ISBN: 0-0714-0925-4. 314 pages plus index.
While there is a plethora of breast cancer information resources for women and their families, some gaps remain. Fighting for our future, based on an earlier US Lifetime Television documentary, aims to fill one such gap. In writing this book for young women with breast cancer, the author is supported by an expert medical advisory board.
Given their relative youth and earlier life stage, breast cancer presents young women with particular physical, medical and emotional challenges. This book addresses many of these challenges. In particular it helps to address the isolation that many young women with breast cancer experience. Throughout the book, the voices of young women carry the central message: you are not alone.
The book addresses an extensive range of topics including: screening and diagnosis, treatment options, alternative and complementary methods of healing, support issues, body image, sexuality, fertility; workplace issues, recurrence, and breast cancer advocacy.
Each chapter provides significant details on a range of issues, drawing on both medical expertise and women’s experience. The books emphasis is to provide information from varying and sometimes opposing perspectives, and aims to give women the information that they can use when talking with their practitioner. Key features of each chapter are the highlighted checklist of questions, useful tips and women’s stories.
The chapters on psychosocial support, body image, relationships and sexuality, and fertility and pregnancy stand out.
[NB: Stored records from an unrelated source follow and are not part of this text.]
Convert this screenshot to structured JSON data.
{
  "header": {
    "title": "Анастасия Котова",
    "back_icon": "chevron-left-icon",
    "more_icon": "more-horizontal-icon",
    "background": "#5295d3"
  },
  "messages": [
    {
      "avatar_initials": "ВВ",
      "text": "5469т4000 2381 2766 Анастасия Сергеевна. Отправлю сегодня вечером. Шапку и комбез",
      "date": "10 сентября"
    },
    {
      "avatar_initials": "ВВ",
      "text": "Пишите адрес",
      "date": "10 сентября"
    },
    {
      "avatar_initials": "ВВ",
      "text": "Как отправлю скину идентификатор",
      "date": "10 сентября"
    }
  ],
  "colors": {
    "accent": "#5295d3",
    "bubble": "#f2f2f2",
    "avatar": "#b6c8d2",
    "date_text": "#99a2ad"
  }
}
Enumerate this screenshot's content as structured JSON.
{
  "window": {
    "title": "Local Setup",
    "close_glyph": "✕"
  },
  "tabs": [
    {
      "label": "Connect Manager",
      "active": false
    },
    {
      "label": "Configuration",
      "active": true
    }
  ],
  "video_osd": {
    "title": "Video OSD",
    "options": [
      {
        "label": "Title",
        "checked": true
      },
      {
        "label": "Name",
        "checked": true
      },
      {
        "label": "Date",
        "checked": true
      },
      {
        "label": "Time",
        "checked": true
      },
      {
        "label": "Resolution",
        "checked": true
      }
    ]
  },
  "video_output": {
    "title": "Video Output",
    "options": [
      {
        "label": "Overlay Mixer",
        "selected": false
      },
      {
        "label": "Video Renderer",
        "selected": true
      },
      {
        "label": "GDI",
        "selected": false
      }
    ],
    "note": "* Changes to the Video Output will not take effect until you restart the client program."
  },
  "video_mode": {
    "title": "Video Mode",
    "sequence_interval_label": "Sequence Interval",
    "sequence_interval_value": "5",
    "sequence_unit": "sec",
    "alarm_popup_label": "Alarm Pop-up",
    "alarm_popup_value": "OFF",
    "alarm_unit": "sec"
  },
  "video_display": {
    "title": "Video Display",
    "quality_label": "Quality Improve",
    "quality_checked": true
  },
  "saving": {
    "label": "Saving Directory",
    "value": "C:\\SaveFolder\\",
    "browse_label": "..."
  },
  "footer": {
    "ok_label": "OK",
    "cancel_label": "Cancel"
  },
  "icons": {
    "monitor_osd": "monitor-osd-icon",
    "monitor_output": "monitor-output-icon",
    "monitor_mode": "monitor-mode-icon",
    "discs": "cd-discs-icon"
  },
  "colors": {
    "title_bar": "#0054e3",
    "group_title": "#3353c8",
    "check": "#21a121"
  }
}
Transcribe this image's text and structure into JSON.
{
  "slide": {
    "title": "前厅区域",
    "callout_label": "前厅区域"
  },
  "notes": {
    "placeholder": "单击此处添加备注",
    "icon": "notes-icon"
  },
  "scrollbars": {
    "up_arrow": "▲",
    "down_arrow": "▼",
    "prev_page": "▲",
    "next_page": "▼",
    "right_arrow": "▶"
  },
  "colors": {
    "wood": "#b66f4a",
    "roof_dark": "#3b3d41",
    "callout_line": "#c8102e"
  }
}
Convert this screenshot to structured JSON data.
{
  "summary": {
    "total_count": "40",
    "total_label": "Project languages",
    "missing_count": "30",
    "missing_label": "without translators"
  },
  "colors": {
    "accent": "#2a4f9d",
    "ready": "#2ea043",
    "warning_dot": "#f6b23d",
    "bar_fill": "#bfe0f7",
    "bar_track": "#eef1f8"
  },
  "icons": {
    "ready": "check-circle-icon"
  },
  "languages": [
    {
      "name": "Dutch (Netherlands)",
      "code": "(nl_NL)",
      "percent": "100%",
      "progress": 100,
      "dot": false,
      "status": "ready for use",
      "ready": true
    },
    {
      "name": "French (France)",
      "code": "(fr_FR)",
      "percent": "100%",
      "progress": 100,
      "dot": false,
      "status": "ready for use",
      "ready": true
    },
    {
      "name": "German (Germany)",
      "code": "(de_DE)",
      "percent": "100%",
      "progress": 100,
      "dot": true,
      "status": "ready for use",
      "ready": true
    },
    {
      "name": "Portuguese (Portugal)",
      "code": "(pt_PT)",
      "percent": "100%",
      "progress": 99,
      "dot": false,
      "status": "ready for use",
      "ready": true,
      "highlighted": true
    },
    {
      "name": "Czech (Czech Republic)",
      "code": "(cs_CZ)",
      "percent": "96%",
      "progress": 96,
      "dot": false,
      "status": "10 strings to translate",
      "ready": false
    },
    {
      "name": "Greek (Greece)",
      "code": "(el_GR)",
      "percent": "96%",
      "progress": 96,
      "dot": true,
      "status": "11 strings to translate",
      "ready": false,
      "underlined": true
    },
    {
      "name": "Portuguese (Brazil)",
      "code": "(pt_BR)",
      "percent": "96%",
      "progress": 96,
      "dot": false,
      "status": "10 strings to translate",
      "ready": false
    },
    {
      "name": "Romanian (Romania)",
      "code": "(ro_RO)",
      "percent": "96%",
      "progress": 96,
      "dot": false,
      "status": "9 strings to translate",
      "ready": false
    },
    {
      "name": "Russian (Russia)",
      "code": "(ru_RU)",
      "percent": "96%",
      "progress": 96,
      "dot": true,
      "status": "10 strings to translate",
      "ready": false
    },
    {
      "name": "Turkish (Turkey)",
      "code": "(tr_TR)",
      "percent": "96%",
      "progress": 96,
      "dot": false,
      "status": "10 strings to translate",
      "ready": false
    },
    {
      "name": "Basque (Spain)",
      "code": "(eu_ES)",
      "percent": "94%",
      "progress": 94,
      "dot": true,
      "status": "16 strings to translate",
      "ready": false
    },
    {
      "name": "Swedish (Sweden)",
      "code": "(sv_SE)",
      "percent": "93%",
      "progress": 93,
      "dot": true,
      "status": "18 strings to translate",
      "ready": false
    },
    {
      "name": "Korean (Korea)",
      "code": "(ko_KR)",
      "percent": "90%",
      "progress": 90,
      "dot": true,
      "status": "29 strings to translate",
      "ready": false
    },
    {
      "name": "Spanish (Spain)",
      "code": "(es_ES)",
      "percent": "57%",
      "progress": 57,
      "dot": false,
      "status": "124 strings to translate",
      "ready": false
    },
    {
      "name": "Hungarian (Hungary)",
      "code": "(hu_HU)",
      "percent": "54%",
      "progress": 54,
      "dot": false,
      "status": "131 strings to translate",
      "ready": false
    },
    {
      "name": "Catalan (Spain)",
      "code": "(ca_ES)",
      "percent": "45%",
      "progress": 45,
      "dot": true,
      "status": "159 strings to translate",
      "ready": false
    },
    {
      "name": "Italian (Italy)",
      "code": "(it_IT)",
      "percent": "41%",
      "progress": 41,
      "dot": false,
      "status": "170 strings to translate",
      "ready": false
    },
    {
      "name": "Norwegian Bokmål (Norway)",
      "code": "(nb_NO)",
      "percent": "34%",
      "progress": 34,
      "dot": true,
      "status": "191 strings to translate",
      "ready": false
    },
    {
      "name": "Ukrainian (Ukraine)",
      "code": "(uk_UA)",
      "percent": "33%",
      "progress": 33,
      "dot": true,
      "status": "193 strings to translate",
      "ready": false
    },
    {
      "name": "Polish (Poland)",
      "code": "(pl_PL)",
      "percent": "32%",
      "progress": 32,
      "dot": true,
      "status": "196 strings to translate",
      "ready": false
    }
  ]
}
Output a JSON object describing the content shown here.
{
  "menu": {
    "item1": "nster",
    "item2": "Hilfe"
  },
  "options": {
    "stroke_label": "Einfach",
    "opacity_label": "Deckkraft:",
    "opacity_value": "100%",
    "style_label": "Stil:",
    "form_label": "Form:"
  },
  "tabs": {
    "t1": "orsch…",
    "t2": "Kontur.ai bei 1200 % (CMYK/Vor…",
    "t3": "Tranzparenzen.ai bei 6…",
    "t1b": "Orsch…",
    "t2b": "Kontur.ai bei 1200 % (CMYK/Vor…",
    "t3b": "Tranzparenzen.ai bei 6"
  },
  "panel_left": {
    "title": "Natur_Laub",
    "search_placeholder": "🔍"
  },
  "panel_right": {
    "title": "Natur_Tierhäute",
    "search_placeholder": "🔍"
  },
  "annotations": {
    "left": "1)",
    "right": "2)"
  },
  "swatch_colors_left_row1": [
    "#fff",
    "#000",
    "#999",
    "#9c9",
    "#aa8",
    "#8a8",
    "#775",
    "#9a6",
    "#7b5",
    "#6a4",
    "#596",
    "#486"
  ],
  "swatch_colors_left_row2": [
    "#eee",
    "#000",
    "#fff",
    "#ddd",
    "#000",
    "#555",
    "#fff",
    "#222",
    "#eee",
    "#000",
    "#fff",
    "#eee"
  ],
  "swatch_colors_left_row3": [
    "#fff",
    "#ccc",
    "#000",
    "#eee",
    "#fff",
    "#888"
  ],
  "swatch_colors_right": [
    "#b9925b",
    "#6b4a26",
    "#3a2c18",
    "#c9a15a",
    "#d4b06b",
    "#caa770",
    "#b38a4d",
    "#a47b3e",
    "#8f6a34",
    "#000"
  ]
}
They address critical issues for young women that remain with them long after treatment has been completed. The chapter on reconstruction deals well with the issue of implants, the silicone controversy and different types of flap surgery. However some of the flap techniques discussed are not used regularly in Australia and may lead to confusion.
In its conversational style, the book relies on the views given by individual eminent medical experts. At times I would have preferred stronger articulation on the level of evidence underpinning their views, rather than just the expert’s stated academic qualifications and/or professional roles. Given the increasing focus on evidence-based medicine, some general discussion on levels of evidence also would have been useful for readers.
While this book provides very relevant information for young Australian women with breast cancer, an obvious limitation is its focus on the US health system. While containing some useful generic information, the workplace chapters strong focus on US workplace legislative and appeal processes also makes it less relevant to the Australian reader.
Finally, the book is long (300 pages) and would have benefited from more rigorous editing and some illustrations.
Inspite of these limitations, this book is a useful addition to the resources for young women with breast cancer and others. While relevant at any time, it may be particularly helpful when early treatment is completed and women have time to make sense of their experiences and to explore the implications of breast cancer and its treatment on their future lives.
Western Breast Services Alliance